◆ Work to be completed ◆
Go through the entries below and collect each line with the string "JSON" in it.

(Data records for software interfaces)

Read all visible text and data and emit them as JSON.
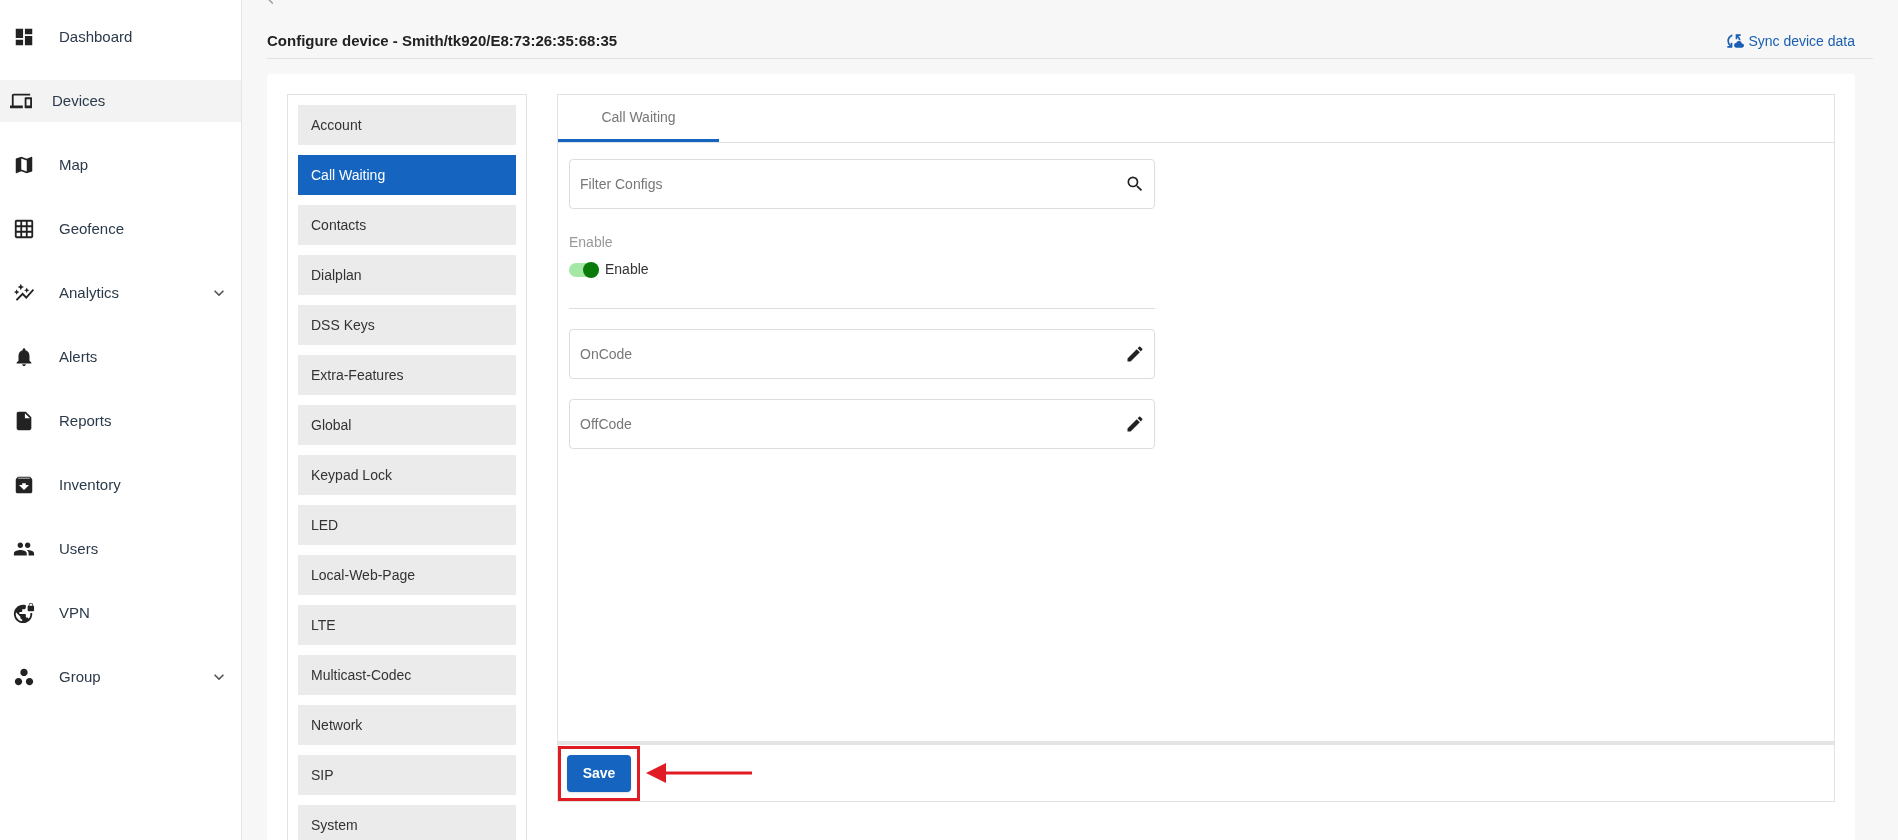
{
  "sidebar": {
    "items": [
      {
        "label": "Dashboard",
        "selected": false,
        "expandable": false
      },
      {
        "label": "Devices",
        "selected": true,
        "expandable": false
      },
      {
        "label": "Map",
        "selected": false,
        "expandable": false
      },
      {
        "label": "Geofence",
        "selected": false,
        "expandable": false
      },
      {
        "label": "Analytics",
        "selected": false,
        "expandable": true
      },
      {
        "label": "Alerts",
        "selected": false,
        "expandable": false
      },
      {
        "label": "Reports",
        "selected": false,
        "expandable": false
      },
      {
        "label": "Inventory",
        "selected": false,
        "expandable": false
      },
      {
        "label": "Users",
        "selected": false,
        "expandable": false
      },
      {
        "label": "VPN",
        "selected": false,
        "expandable": false
      },
      {
        "label": "Group",
        "selected": false,
        "expandable": true
      }
    ]
  },
  "header": {
    "title": "Configure device - Smith/tk920/E8:73:26:35:68:35",
    "sync_link": "Sync device data"
  },
  "config_menu": {
    "items": [
      {
        "label": "Account",
        "selected": false
      },
      {
        "label": "Call Waiting",
        "selected": true
      },
      {
        "label": "Contacts",
        "selected": false
      },
      {
        "label": "Dialplan",
        "selected": false
      },
      {
        "label": "DSS Keys",
        "selected": false
      },
      {
        "label": "Extra-Features",
        "selected": false
      },
      {
        "label": "Global",
        "selected": false
      },
      {
        "label": "Keypad Lock",
        "selected": false
      },
      {
        "label": "LED",
        "selected": false
      },
      {
        "label": "Local-Web-Page",
        "selected": false
      },
      {
        "label": "LTE",
        "selected": false
      },
      {
        "label": "Multicast-Codec",
        "selected": false
      },
      {
        "label": "Network",
        "selected": false
      },
      {
        "label": "SIP",
        "selected": false
      },
      {
        "label": "System",
        "selected": false
      }
    ]
  },
  "tabs": [
    {
      "label": "Call Waiting",
      "selected": true
    }
  ],
  "filter": {
    "placeholder": "Filter Configs"
  },
  "enable": {
    "label": "Enable",
    "toggle_label": "Enable",
    "on": true
  },
  "fields": [
    {
      "placeholder": "OnCode"
    },
    {
      "placeholder": "OffCode"
    }
  ],
  "save_button": "Save"
}
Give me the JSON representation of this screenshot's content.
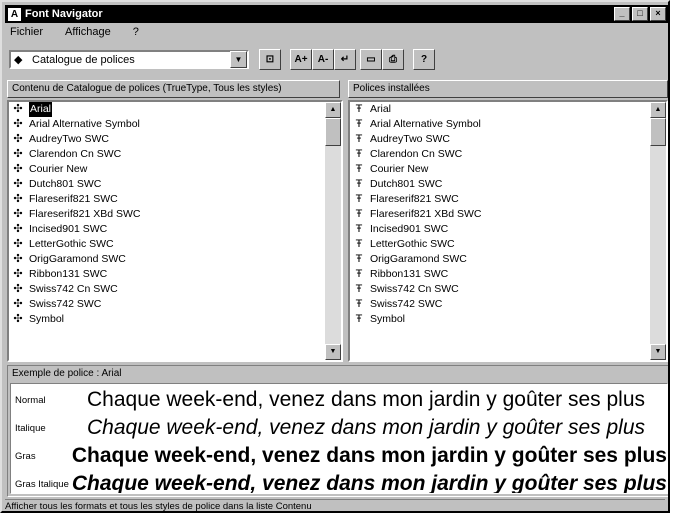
{
  "window": {
    "title": "Font Navigator",
    "app_icon": "A"
  },
  "title_buttons": [
    {
      "name": "minimize-icon",
      "glyph": "_"
    },
    {
      "name": "maximize-icon",
      "glyph": "□"
    },
    {
      "name": "close-icon",
      "glyph": "×"
    }
  ],
  "menu": [
    "Fichier",
    "Affichage",
    "?"
  ],
  "toolbar": {
    "catalog_select": {
      "value": "Catalogue de polices",
      "icon": "catalog-icon"
    },
    "buttons": [
      {
        "name": "catalog-search-icon",
        "glyph": "⊡"
      },
      {
        "name": "add-font-icon",
        "glyph": "A+"
      },
      {
        "name": "remove-font-icon",
        "glyph": "A-"
      },
      {
        "name": "install-font-icon",
        "glyph": "↵"
      },
      {
        "name": "properties-icon",
        "glyph": "▭"
      },
      {
        "name": "print-icon",
        "glyph": "⎙"
      },
      {
        "name": "help-icon",
        "glyph": "?"
      }
    ]
  },
  "left_panel": {
    "header": "Contenu de Catalogue de polices     (TrueType, Tous les styles)",
    "items": [
      "Arial",
      "Arial Alternative Symbol",
      "AudreyTwo SWC",
      "Clarendon Cn SWC",
      "Courier New",
      "Dutch801 SWC",
      "Flareserif821 SWC",
      "Flareserif821 XBd SWC",
      "Incised901 SWC",
      "LetterGothic SWC",
      "OrigGaramond SWC",
      "Ribbon131 SWC",
      "Swiss742 Cn SWC",
      "Swiss742 SWC",
      "Symbol"
    ]
  },
  "right_panel": {
    "header": "Polices installées",
    "items": [
      "Arial",
      "Arial Alternative Symbol",
      "AudreyTwo SWC",
      "Clarendon Cn SWC",
      "Courier New",
      "Dutch801 SWC",
      "Flareserif821 SWC",
      "Flareserif821 XBd SWC",
      "Incised901 SWC",
      "LetterGothic SWC",
      "OrigGaramond SWC",
      "Ribbon131 SWC",
      "Swiss742 Cn SWC",
      "Swiss742 SWC",
      "Symbol"
    ]
  },
  "preview": {
    "header": "Exemple de police : Arial",
    "sample_text": "Chaque week-end, venez dans mon jardin y goûter ses plus",
    "styles": [
      {
        "name": "Normal",
        "weight": "normal",
        "style": "normal"
      },
      {
        "name": "Italique",
        "weight": "normal",
        "style": "italic"
      },
      {
        "name": "Gras",
        "weight": "bold",
        "style": "normal"
      },
      {
        "name": "Gras Italique",
        "weight": "bold",
        "style": "italic"
      }
    ]
  },
  "status": "Afficher tous les formats et tous les styles de police dans la liste Contenu"
}
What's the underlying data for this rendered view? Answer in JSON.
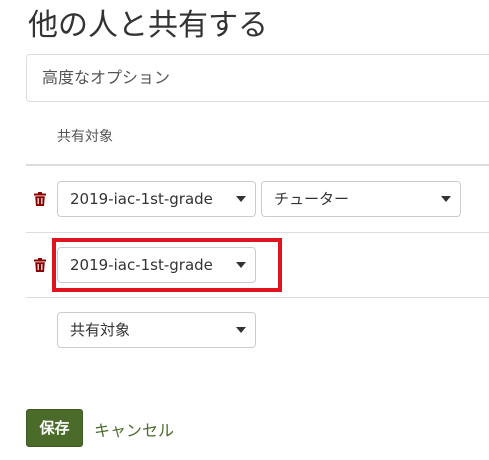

◆ Completed exercise ◆
Read all visible text and data and emit them as JSON.
Give me the JSON representation of this screenshot's content.
What's the underlying data for this rendered view? Answer in JSON.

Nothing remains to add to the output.